MANITOU SPRINGS, Colo. — It has been more than a year since the enormous Waldo Canyon Fire roared across the slopes above the tourist town of Manitou Springs. But its burn scar is just beginning to recover, with little plant material — living or dead — to absorb this year’s late-summer rains.
So when a storm came on Aug. 9, drenching rain in the wildfire-blackened hills below Colorado’s Pikes Peak sent a torrent of rock and mud into the town. The runoff killed 53-year-old John Collins destroyed or damaged 36 homes, and engulfed half a dozen cars.

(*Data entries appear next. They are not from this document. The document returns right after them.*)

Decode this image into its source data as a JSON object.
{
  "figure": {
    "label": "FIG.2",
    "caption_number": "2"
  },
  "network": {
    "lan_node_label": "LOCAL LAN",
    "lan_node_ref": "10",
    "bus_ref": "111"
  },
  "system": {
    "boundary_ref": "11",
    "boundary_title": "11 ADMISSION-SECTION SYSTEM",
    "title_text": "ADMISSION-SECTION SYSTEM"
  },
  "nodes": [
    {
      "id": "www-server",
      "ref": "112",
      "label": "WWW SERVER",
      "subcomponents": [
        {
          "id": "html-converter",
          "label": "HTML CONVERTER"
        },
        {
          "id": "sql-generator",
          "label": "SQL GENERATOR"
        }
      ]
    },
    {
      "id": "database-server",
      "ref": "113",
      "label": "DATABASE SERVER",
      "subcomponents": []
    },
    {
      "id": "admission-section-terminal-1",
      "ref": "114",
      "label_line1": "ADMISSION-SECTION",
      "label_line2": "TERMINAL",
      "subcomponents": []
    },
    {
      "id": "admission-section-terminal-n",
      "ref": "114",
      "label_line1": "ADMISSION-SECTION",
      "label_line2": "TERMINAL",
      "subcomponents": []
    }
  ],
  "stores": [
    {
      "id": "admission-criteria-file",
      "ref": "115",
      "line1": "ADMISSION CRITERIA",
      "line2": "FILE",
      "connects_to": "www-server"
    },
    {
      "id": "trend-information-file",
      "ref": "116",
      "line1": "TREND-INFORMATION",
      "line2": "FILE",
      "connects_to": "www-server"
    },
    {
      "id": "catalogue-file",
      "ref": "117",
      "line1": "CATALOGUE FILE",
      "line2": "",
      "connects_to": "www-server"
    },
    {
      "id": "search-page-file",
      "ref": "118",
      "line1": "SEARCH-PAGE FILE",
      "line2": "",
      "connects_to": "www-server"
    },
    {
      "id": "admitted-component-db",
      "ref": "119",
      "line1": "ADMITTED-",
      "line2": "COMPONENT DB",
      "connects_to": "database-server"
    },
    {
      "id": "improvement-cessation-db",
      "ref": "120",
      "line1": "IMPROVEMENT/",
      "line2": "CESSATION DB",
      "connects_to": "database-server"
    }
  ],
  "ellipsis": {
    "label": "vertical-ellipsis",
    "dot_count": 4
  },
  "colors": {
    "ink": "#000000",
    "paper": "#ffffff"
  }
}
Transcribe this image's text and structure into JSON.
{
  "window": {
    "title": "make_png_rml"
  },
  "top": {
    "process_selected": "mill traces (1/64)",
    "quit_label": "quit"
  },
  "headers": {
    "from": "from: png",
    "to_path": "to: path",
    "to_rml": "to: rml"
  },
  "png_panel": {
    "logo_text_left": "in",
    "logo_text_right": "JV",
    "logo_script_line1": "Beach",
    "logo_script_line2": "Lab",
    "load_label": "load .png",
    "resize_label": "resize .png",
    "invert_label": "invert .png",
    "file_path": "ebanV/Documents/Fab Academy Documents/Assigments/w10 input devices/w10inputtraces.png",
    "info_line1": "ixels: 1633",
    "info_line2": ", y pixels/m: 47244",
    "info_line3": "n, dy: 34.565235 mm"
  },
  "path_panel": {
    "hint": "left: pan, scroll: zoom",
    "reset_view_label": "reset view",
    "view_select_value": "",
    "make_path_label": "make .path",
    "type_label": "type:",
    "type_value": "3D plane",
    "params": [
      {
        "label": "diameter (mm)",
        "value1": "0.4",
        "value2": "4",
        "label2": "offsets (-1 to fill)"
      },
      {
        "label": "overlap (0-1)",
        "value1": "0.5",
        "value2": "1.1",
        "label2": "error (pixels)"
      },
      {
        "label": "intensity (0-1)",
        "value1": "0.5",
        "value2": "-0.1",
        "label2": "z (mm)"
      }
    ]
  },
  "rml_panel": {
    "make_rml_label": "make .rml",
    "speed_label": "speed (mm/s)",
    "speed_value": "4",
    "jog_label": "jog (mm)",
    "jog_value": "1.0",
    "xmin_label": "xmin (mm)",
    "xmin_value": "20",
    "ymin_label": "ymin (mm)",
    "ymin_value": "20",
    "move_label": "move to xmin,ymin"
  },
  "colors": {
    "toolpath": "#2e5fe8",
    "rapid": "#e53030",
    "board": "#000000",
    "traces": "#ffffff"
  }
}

Wildfire burn scars have spawned flash floods up and down Colorado’s Front Range and in other Western states this summer, saddling communities with millions of dollars in cleanup costs.
‘‘I’m moving out,’’ Manitou Springs resident Donna Stone said. ‘‘It’s incomprehensible to me that I’d be safe here.’’
The threat lingers years after the flames have been extinguished and the human and property losses of fire have been tallied. In New Mexico, where fires have scorched more than 285 square miles of mountain slopes this year, flash floods killed fish and washed out roads in Pecos Canyon, a popular fishing area.